Abstract / Description of output
The objectives of this study were to topographically map pressure distribution across the palmar surface of the navicular bone in response to forces applied by the deep digital flexor tendon (DDFT), and evaluate the effect of raising the heels in vitro. A rig was constructed to hold an equine cadaver limb and apply controlled pressure to the navicular bone from the DDFT. Pressure-sensitive paper was used to quantify and map the resultant pressure. Changes in response to heel wedges (5 degrees and 10 degrees) were recorded. The areas subject to maximum pressure from the DDFT were: the central ridge, the paired symmetrical areas adjacent to the ridge and the distal edge of the palmar bone surface. These regions correspond to the known sites of navicular pathology. Heel wedges redistributed the pressure exerted on the palmar surface of the navicular bone, with measurements varying depending on fetlock angle and wedge angle. These in vitro results support the hypothesis that inappropriate forces exerted via the DDFT on the bone cause navicular disease. However, they throw doubt on the practice of shoeing such horses with heel wedges as the redistribution of pressure may increase the force exerted on regions predisposed to disease.
|Number of pages||5|

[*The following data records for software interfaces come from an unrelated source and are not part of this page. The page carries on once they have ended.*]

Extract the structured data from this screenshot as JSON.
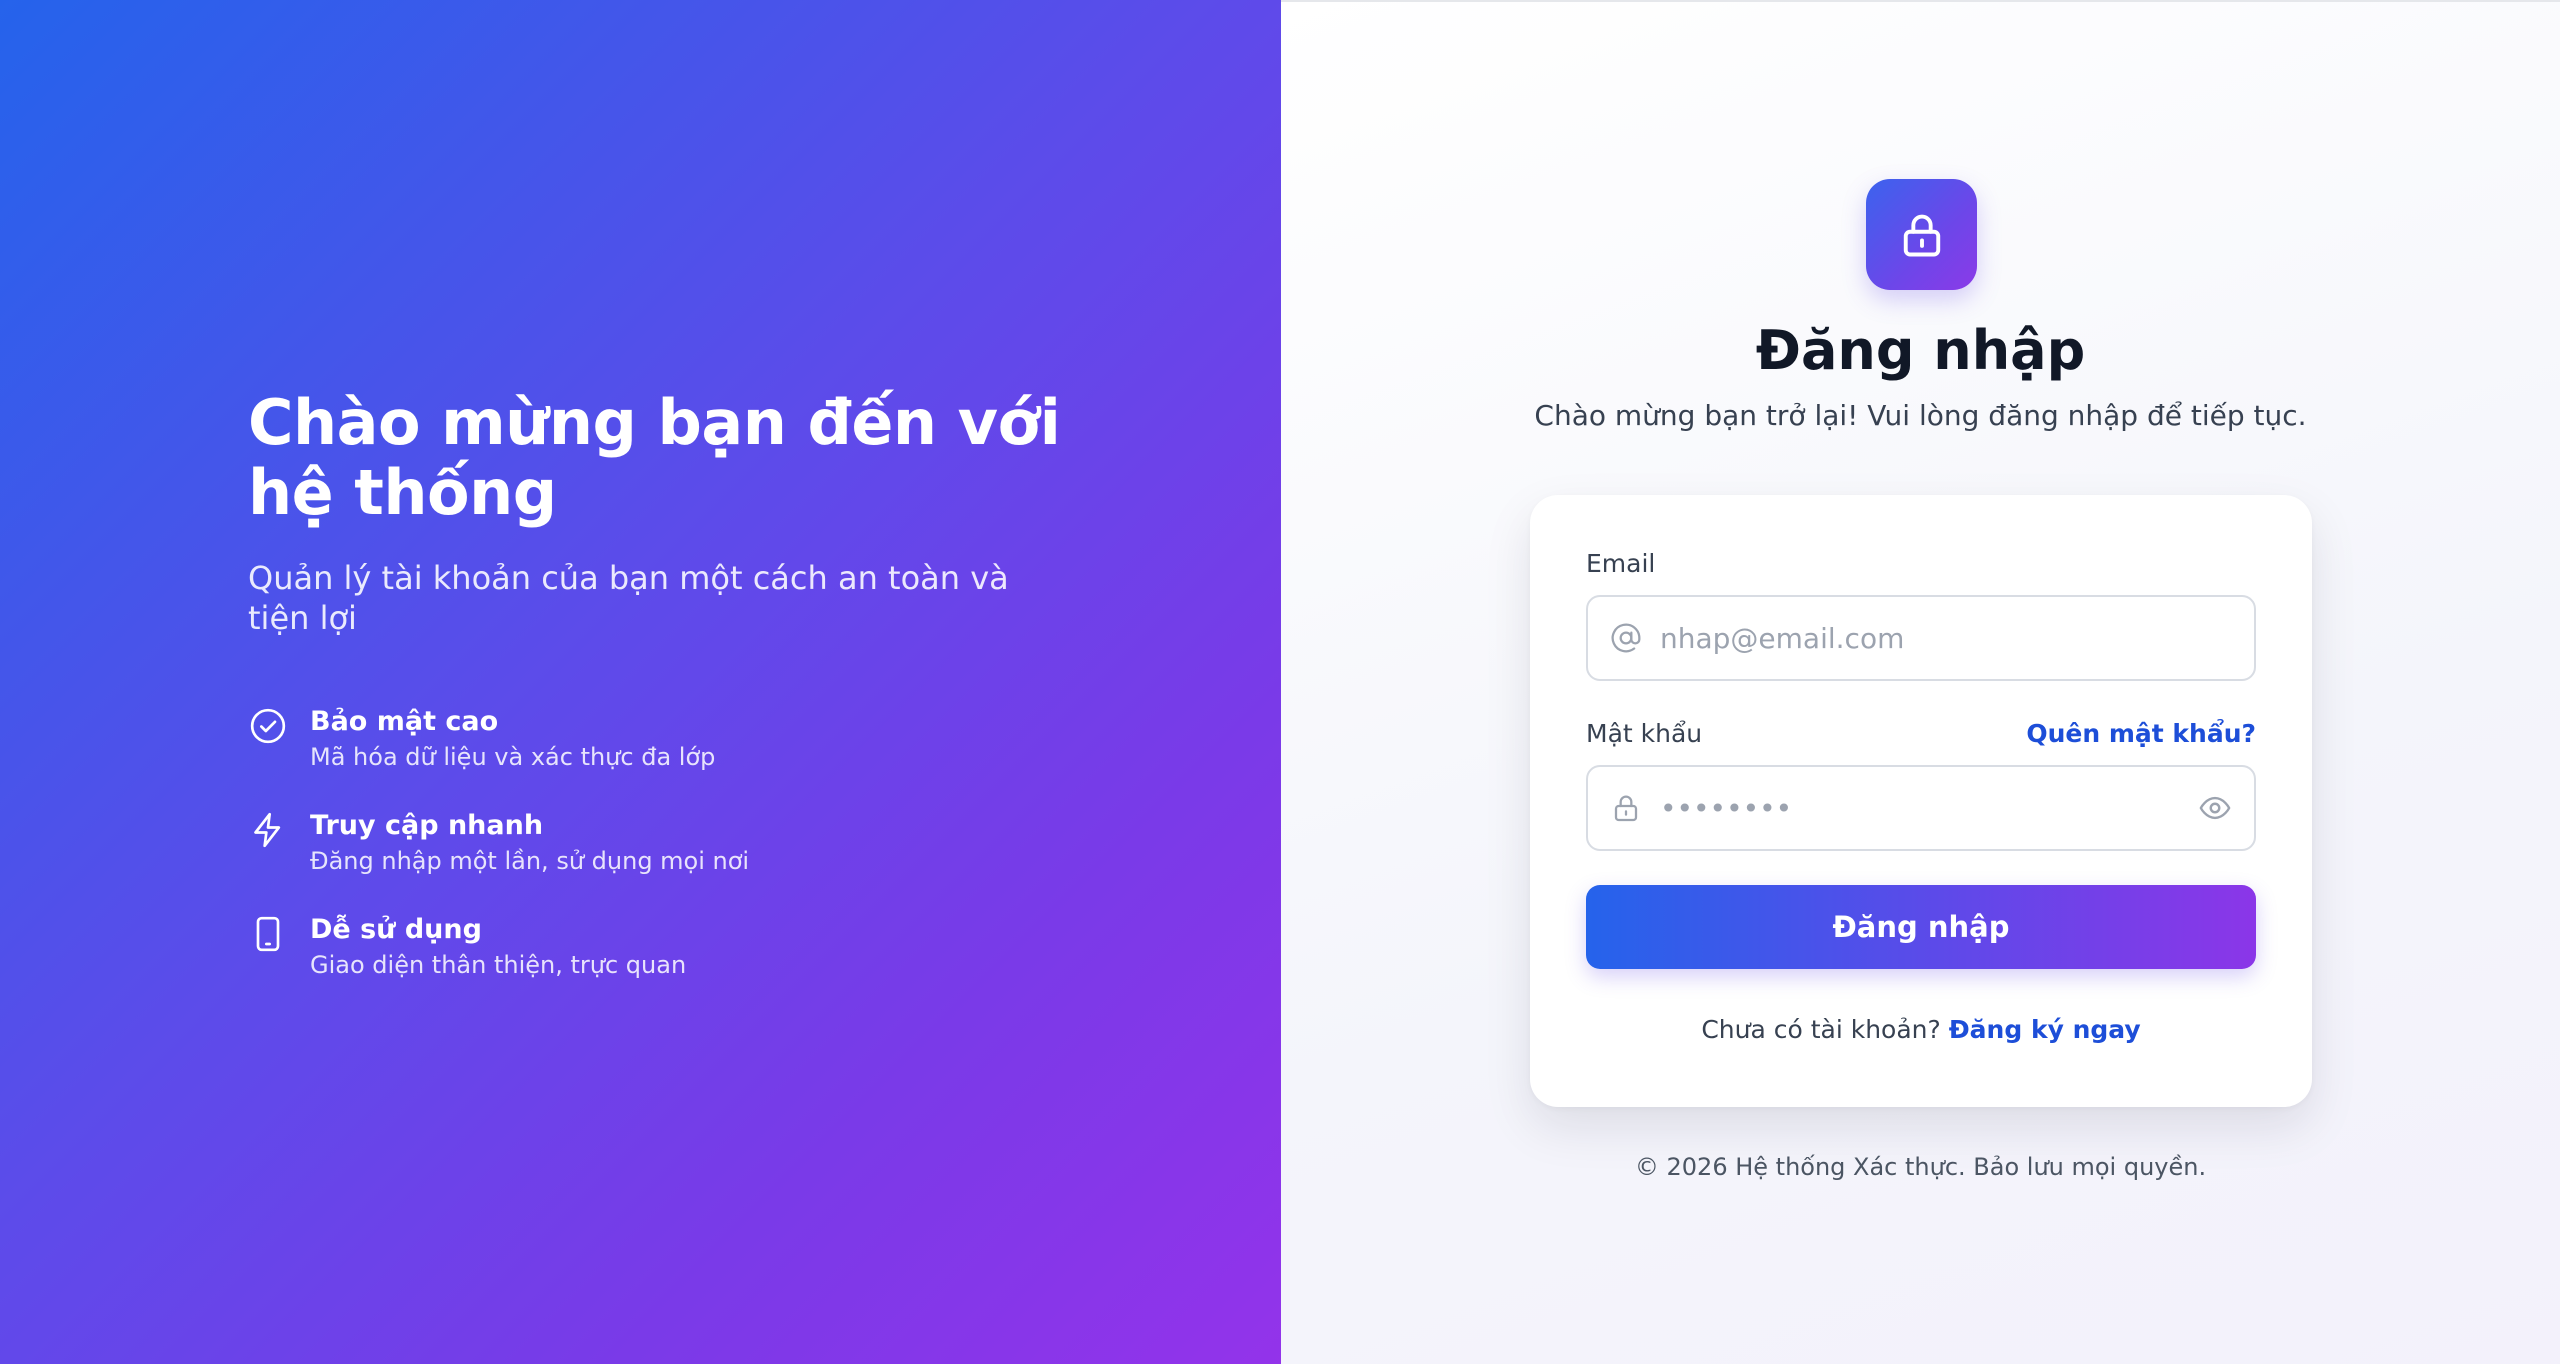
{
  "hero": {
    "title_line1": "Chào mừng bạn đến với",
    "title_line2": "hệ thống",
    "subtitle": "Quản lý tài khoản của bạn một cách an toàn và tiện lợi",
    "features": [
      {
        "icon": "check-circle-icon",
        "title": "Bảo mật cao",
        "desc": "Mã hóa dữ liệu và xác thực đa lớp"
      },
      {
        "icon": "lightning-icon",
        "title": "Truy cập nhanh",
        "desc": "Đăng nhập một lần, sử dụng mọi nơi"
      },
      {
        "icon": "smartphone-icon",
        "title": "Dễ sử dụng",
        "desc": "Giao diện thân thiện, trực quan"
      }
    ],
    "gradient_start": "#2563eb",
    "gradient_end": "#9333ea"
  },
  "auth": {
    "badge_icon": "lock-icon",
    "title": "Đăng nhập",
    "subtitle": "Chào mừng bạn trở lại! Vui lòng đăng nhập để tiếp tục.",
    "form": {
      "email_label": "Email",
      "email_placeholder": "nhap@email.com",
      "email_value": "",
      "password_label": "Mật khẩu",
      "forgot_label": "Quên mật khẩu?",
      "password_placeholder": "••••••••",
      "password_value": "",
      "submit_label": "Đăng nhập",
      "signup_prompt": "Chưa có tài khoản?",
      "signup_link": "Đăng ký ngay"
    },
    "footer": "© 2026 Hệ thống Xác thực. Bảo lưu mọi quyền.",
    "accent_color": "#1d4ed8"
  }
}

|Journal||Veterinary and Comparative Orthopaedics and Traumatology|
|Publication status||Published - 2009|